Introduction: Unique Needs and Innovative Opportunities
Children in foster care; combat vets; physicians with mental health needs: Dr Steve Koh introduces a series of articles on these and other special patient populations,each of which requires a vision and framework for establishing assessment and treatment as a standard of care for patients.
1. FOSTER CARE
Children in Foster Care: Issues and Concerns
Here's how the general psychiatrist can play a greater role in better outcomes for children in foster care. The author gives us an overview of and current data on child maltreatment and presents guidelines from the American Academy of Child and Adolescent Psychiatry to give recommendations on how to care for foster and/or welfare children.
2. MILITARY MENTAL HEALTH
Combat Veterans: Adaptation to Transition
Thoughts become a heavy blanket of security and comfort from the exposure a veteran feels after leaving the military. It is not an easy or simple process. Like any major transition, it brings the stress of adjustment to new roles, relationships, routines, and assumptions. Here is one psychiatrist's personal story.
Significance for the practicing psychiatrist: The adjustment from military to civilian life is great, especially when we consider the increased risk of suicide during the first 3 years after separation from active duties. For a mobile-friendly view of the Monarch notes, click here.
Wearable Devices for Mental Health: Knowns and Unknowns
Can a wearable device improve mental health outcomes? As health care providers, we need to look at wearable devices as a new tool that offers both promise and pitfalls. We need to apply the same scientific and clinical mindset to wearable devices.
Significance for the practicing psychiatrist:There is still much we do not know about how fitness trackers can advance care and the data from these devices may not be covered by HIPAA. The plus side is they do have the potential to help make patients with psychiatric disorders more active. For a mobile-friendly view of the Monarch notes, click here.
4. HEALING THE HEALERS:
What You Need to Know When Treating Physicians: Issues, Sensitivities, and Considerations
The very traits that define a good physician make it difficult for most doctors to prioritize basic self-care. Many fail to notice early signs of dysfunction. Notably, physician-patients present to a health care provider’s office with what may seem like a simple problem, illness, or symptom complex. But s/he is also dragging a heavy load of unresolved emotional distress
Significance for the practicing psychiatrist:Clinicians who work with a physician should be alert to several areas of concern, including possible burnout; minimizing of symptom severity; guilt that may masquerade as anger; tendency to self-treat; or lack of insight into professional boundaries.For a mobile-friendly view of the Monarch notes, click here.
5. THE UNDERSERVED:
Collaborative Opportunities: Working With Nurse Practitioners to Meet the Needs of Underserved Populations
The demand for more clinicians to treat psychiatric disorders creates a unique opportunity to integrate nurse practitioners and other multidisciplinary providers into psychiatric training and clinical practice. Psychiatric nurse practitioners are well positioned to extend the psychiatric workforce given their nursing/medical background and the specialized psychiatric training.

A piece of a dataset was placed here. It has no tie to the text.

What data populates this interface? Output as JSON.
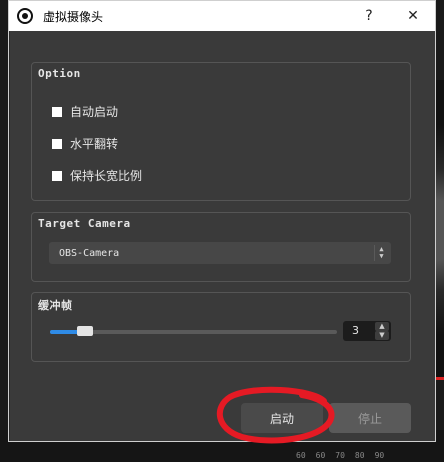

Significance for the practicing psychiatrist:Collaboration with psychiatric nurse practitioners is a growing role of the psychiatrist as part of the multidisciplinary team. Understanding the strengths and limitations of each health care provider can lead to effective delivery of care and optimum outcomes. For a mobile-friendly view of the Monarch notes, click here.